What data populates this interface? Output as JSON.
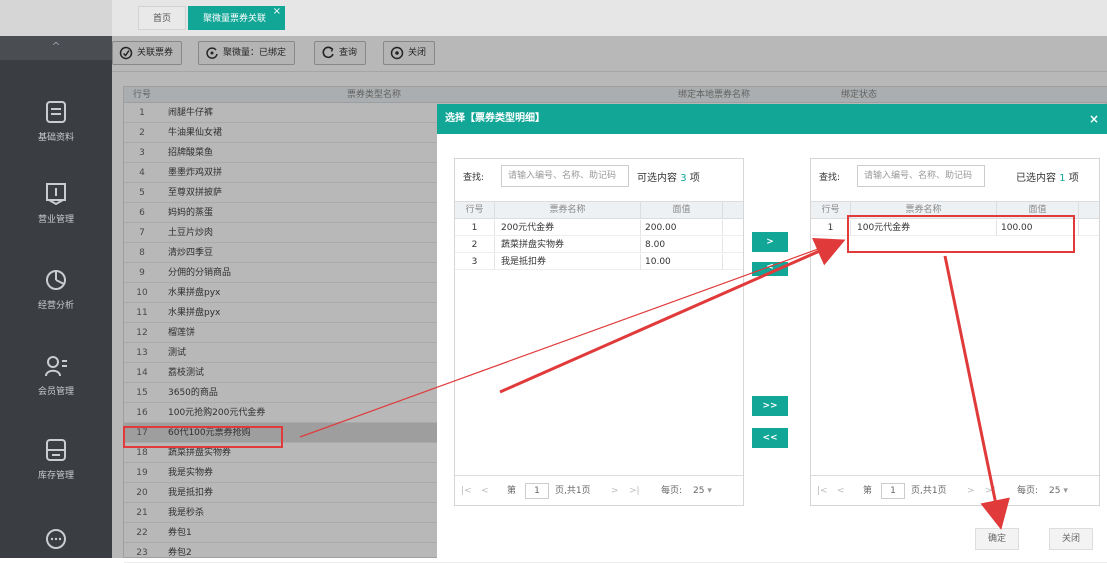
{
  "tabs": [
    {
      "label": "首页",
      "active": false
    },
    {
      "label": "聚微量票券关联",
      "active": true
    }
  ],
  "toolbar": {
    "link_label": "关联票券",
    "filter_label": "聚微量：已绑定",
    "query_label": "查询",
    "close_label": "关闭"
  },
  "sidebar": {
    "collapse_glyph": "^",
    "items": [
      {
        "label": "基础资料",
        "icon": "document-icon"
      },
      {
        "label": "营业管理",
        "icon": "receipt-icon"
      },
      {
        "label": "经营分析",
        "icon": "pie-chart-icon"
      },
      {
        "label": "会员管理",
        "icon": "member-icon"
      },
      {
        "label": "库存管理",
        "icon": "inventory-icon"
      },
      {
        "label": "",
        "icon": "chat-icon"
      }
    ]
  },
  "grid": {
    "headers": [
      "行号",
      "票券类型名称",
      "绑定本地票券名称",
      "绑定状态"
    ],
    "rows": [
      {
        "n": "1",
        "name": "闹腿牛仔裤"
      },
      {
        "n": "2",
        "name": "牛油果仙女裙"
      },
      {
        "n": "3",
        "name": "招牌酸菜鱼"
      },
      {
        "n": "4",
        "name": "墨墨炸鸡双拼"
      },
      {
        "n": "5",
        "name": "至尊双拼披萨"
      },
      {
        "n": "6",
        "name": "妈妈的蒸蛋"
      },
      {
        "n": "7",
        "name": "土豆片炒肉"
      },
      {
        "n": "8",
        "name": "清炒四季豆"
      },
      {
        "n": "9",
        "name": "分佣的分销商品"
      },
      {
        "n": "10",
        "name": "水果拼盘pyx"
      },
      {
        "n": "11",
        "name": "水果拼盘pyx"
      },
      {
        "n": "12",
        "name": "榴莲饼"
      },
      {
        "n": "13",
        "name": "测试"
      },
      {
        "n": "14",
        "name": "荔枝测试"
      },
      {
        "n": "15",
        "name": "3650的商品"
      },
      {
        "n": "16",
        "name": "100元抢购200元代金券"
      },
      {
        "n": "17",
        "name": "60代100元票券抢购",
        "selected": true
      },
      {
        "n": "18",
        "name": "蔬菜拼盘实物券"
      },
      {
        "n": "19",
        "name": "我是实物券"
      },
      {
        "n": "20",
        "name": "我是抵扣券"
      },
      {
        "n": "21",
        "name": "我是秒杀"
      },
      {
        "n": "22",
        "name": "券包1"
      },
      {
        "n": "23",
        "name": "券包2"
      }
    ]
  },
  "modal": {
    "title": "选择【票券类型明细】",
    "close_glyph": "×",
    "left": {
      "search_label": "查找:",
      "search_placeholder": "请输入编号、名称、助记码",
      "count_prefix": "可选内容",
      "count": "3",
      "count_suffix": "项",
      "headers": [
        "行号",
        "票券名称",
        "面值"
      ],
      "rows": [
        {
          "n": "1",
          "name": "200元代金券",
          "value": "200.00"
        },
        {
          "n": "2",
          "name": "蔬菜拼盘实物券",
          "value": "8.00"
        },
        {
          "n": "3",
          "name": "我是抵扣券",
          "value": "10.00"
        }
      ],
      "pager": {
        "first": "|<",
        "prev": "<",
        "page_prefix": "第",
        "page": "1",
        "page_suffix": "页,共1页",
        "next": ">",
        "last": ">|",
        "per_label": "每页:",
        "per": "25"
      }
    },
    "right": {
      "search_label": "查找:",
      "search_placeholder": "请输入编号、名称、助记码",
      "count_prefix": "已选内容",
      "count": "1",
      "count_suffix": "项",
      "headers": [
        "行号",
        "票券名称",
        "面值"
      ],
      "rows": [
        {
          "n": "1",
          "name": "100元代金券",
          "value": "100.00"
        }
      ],
      "pager": {
        "first": "|<",
        "prev": "<",
        "page_prefix": "第",
        "page": "1",
        "page_suffix": "页,共1页",
        "next": ">",
        "last": ">|",
        "per_label": "每页:",
        "per": "25"
      }
    },
    "move_buttons": [
      ">",
      "<",
      ">>",
      "<<"
    ],
    "confirm_label": "确定",
    "close_label": "关闭"
  },
  "colors": {
    "accent": "#12a697",
    "annotation": "#e03a3a",
    "sidebar": "#3a3d41"
  }
}
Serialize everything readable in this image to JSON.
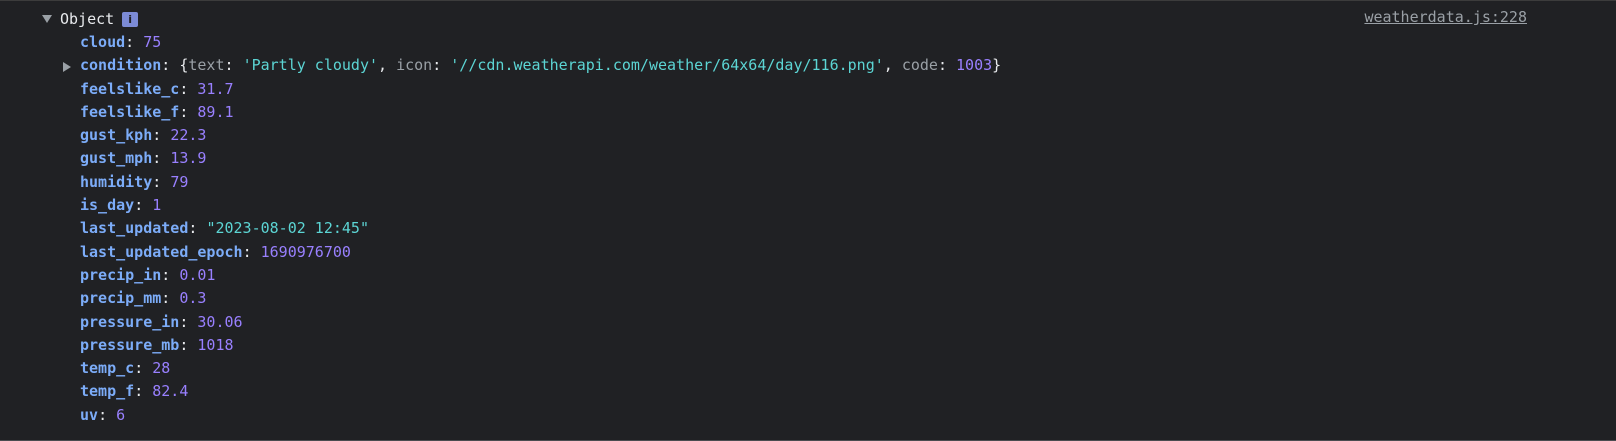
{
  "header": {
    "object_label": "Object",
    "info_badge": "i",
    "source": "weatherdata.js:228"
  },
  "condition": {
    "key": "condition",
    "text_key": "text",
    "text_val": "'Partly cloudy'",
    "icon_key": "icon",
    "icon_val": "'//cdn.weatherapi.com/weather/64x64/day/116.png'",
    "code_key": "code",
    "code_val": "1003"
  },
  "props": [
    {
      "key": "cloud",
      "value": "75",
      "type": "num"
    },
    {
      "key": "feelslike_c",
      "value": "31.7",
      "type": "num"
    },
    {
      "key": "feelslike_f",
      "value": "89.1",
      "type": "num"
    },
    {
      "key": "gust_kph",
      "value": "22.3",
      "type": "num"
    },
    {
      "key": "gust_mph",
      "value": "13.9",
      "type": "num"
    },
    {
      "key": "humidity",
      "value": "79",
      "type": "num"
    },
    {
      "key": "is_day",
      "value": "1",
      "type": "num"
    },
    {
      "key": "last_updated",
      "value": "\"2023-08-02 12:45\"",
      "type": "str"
    },
    {
      "key": "last_updated_epoch",
      "value": "1690976700",
      "type": "num"
    },
    {
      "key": "precip_in",
      "value": "0.01",
      "type": "num"
    },
    {
      "key": "precip_mm",
      "value": "0.3",
      "type": "num"
    },
    {
      "key": "pressure_in",
      "value": "30.06",
      "type": "num"
    },
    {
      "key": "pressure_mb",
      "value": "1018",
      "type": "num"
    },
    {
      "key": "temp_c",
      "value": "28",
      "type": "num"
    },
    {
      "key": "temp_f",
      "value": "82.4",
      "type": "num"
    },
    {
      "key": "uv",
      "value": "6",
      "type": "num"
    }
  ]
}
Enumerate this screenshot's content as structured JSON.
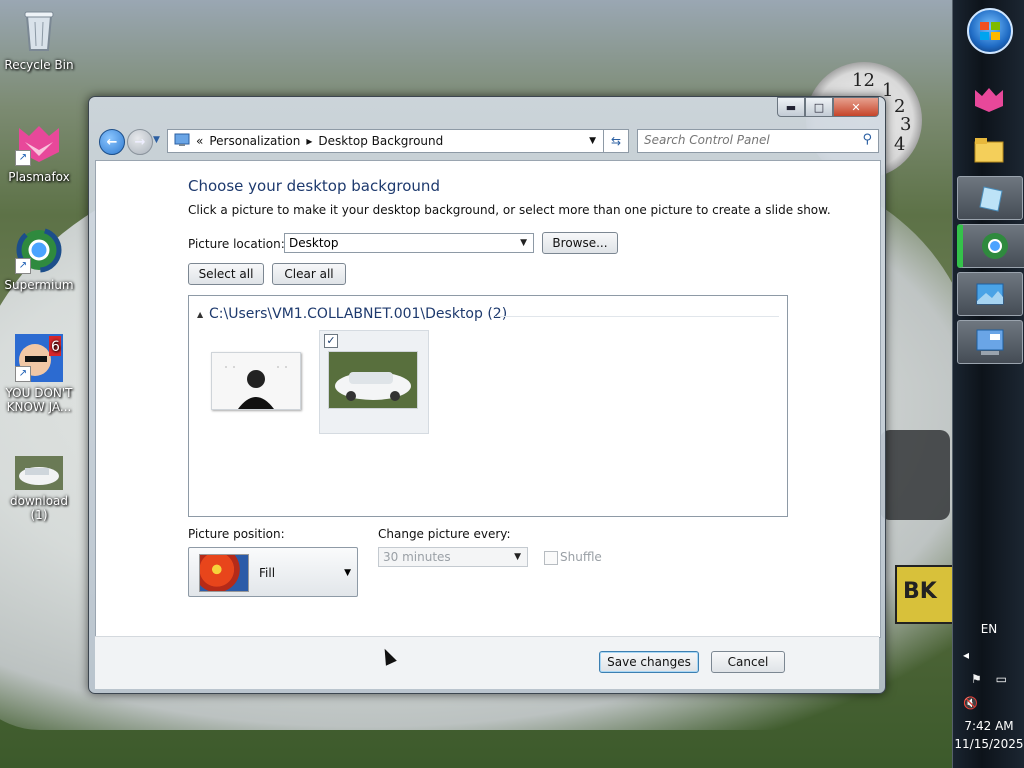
{
  "desktop": {
    "icons": [
      {
        "label": "Recycle Bin",
        "icon": "recycle-bin-icon"
      },
      {
        "label": "Plasmafox",
        "icon": "plasmafox-icon"
      },
      {
        "label": "Supermium",
        "icon": "supermium-icon"
      },
      {
        "label": "YOU DON'T KNOW JA...",
        "icon": "game-icon"
      },
      {
        "label": "download (1)",
        "icon": "car-image-icon"
      }
    ],
    "plate_text": "BK"
  },
  "clock": {
    "numbers": [
      "12",
      "1",
      "2",
      "3",
      "4"
    ]
  },
  "taskbar": {
    "language": "EN",
    "time": "7:42 AM",
    "date": "11/15/2025",
    "tray_arrow": "◂"
  },
  "window": {
    "controls": {
      "minimize": "▬",
      "maximize": "□",
      "close": "✕"
    },
    "address": {
      "root_arrow": "«",
      "seg1": "Personalization",
      "sep": "▸",
      "seg2": "Desktop Background"
    },
    "search_placeholder": "Search Control Panel",
    "heading": "Choose your desktop background",
    "subheading": "Click a picture to make it your desktop background, or select more than one picture to create a slide show.",
    "picture_location_label": "Picture location:",
    "picture_location_value": "Desktop",
    "browse_label": "Browse...",
    "select_all_label": "Select all",
    "clear_all_label": "Clear all",
    "group_title": "C:\\Users\\VM1.COLLABNET.001\\Desktop (2)",
    "thumb2_checked": "✓",
    "picture_position_label": "Picture position:",
    "picture_position_value": "Fill",
    "change_every_label": "Change picture every:",
    "change_every_value": "30 minutes",
    "shuffle_label": "Shuffle",
    "save_label": "Save changes",
    "cancel_label": "Cancel"
  },
  "colors": {
    "accent": "#1e3a6e",
    "window_chrome": "#c9d3dc"
  }
}
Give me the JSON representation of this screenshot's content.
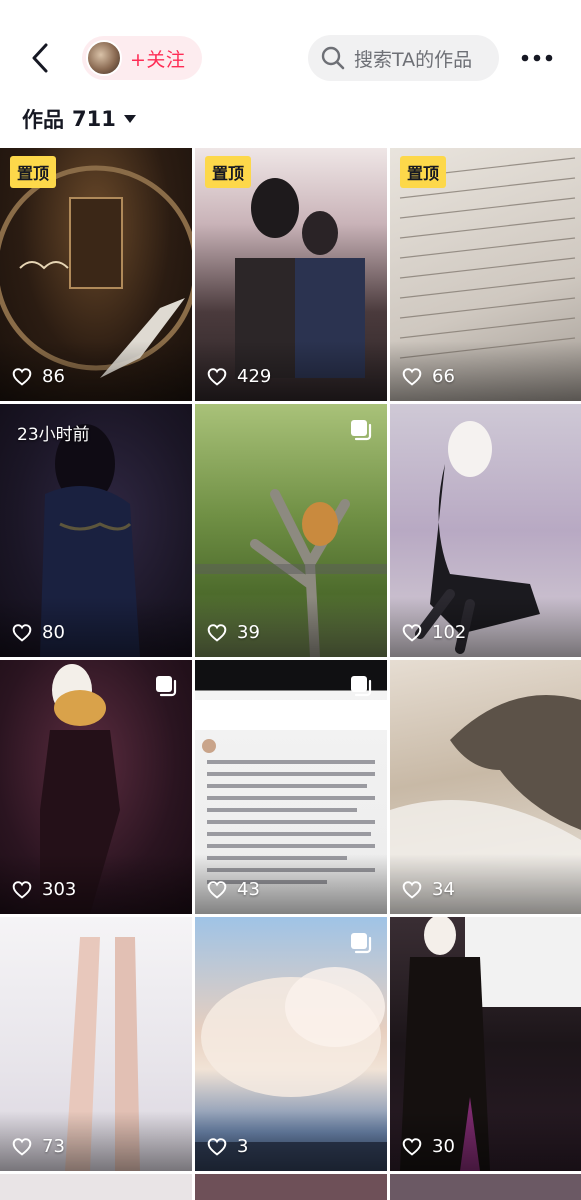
{
  "header": {
    "follow_label": "+关注",
    "search_placeholder": "搜索TA的作品"
  },
  "works": {
    "label": "作品",
    "count": "711"
  },
  "tiles": [
    {
      "likes": "86",
      "badge": "置顶",
      "multi": false
    },
    {
      "likes": "429",
      "badge": "置顶",
      "multi": false
    },
    {
      "likes": "66",
      "badge": "置顶",
      "multi": false
    },
    {
      "likes": "80",
      "time": "23小时前",
      "multi": false
    },
    {
      "likes": "39",
      "multi": true
    },
    {
      "likes": "102",
      "multi": false
    },
    {
      "likes": "303",
      "multi": true
    },
    {
      "likes": "43",
      "multi": true
    },
    {
      "likes": "34",
      "multi": false
    },
    {
      "likes": "73",
      "multi": false
    },
    {
      "likes": "3",
      "multi": true
    },
    {
      "likes": "30",
      "multi": false
    }
  ],
  "colors": {
    "accent": "#fe2c55",
    "pin_badge": "#fdd84a"
  },
  "icons": [
    "back-arrow-icon",
    "search-icon",
    "more-dots-icon",
    "caret-down-icon",
    "heart-icon",
    "multi-image-icon"
  ]
}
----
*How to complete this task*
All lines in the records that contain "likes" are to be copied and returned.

*Result below*
      "likes": "86",
      "likes": "429",
      "likes": "66",
      "likes": "80",
      "likes": "39",
      "likes": "102",
      "likes": "303",
      "likes": "43",
      "likes": "34",
      "likes": "73",
      "likes": "3",
      "likes": "30",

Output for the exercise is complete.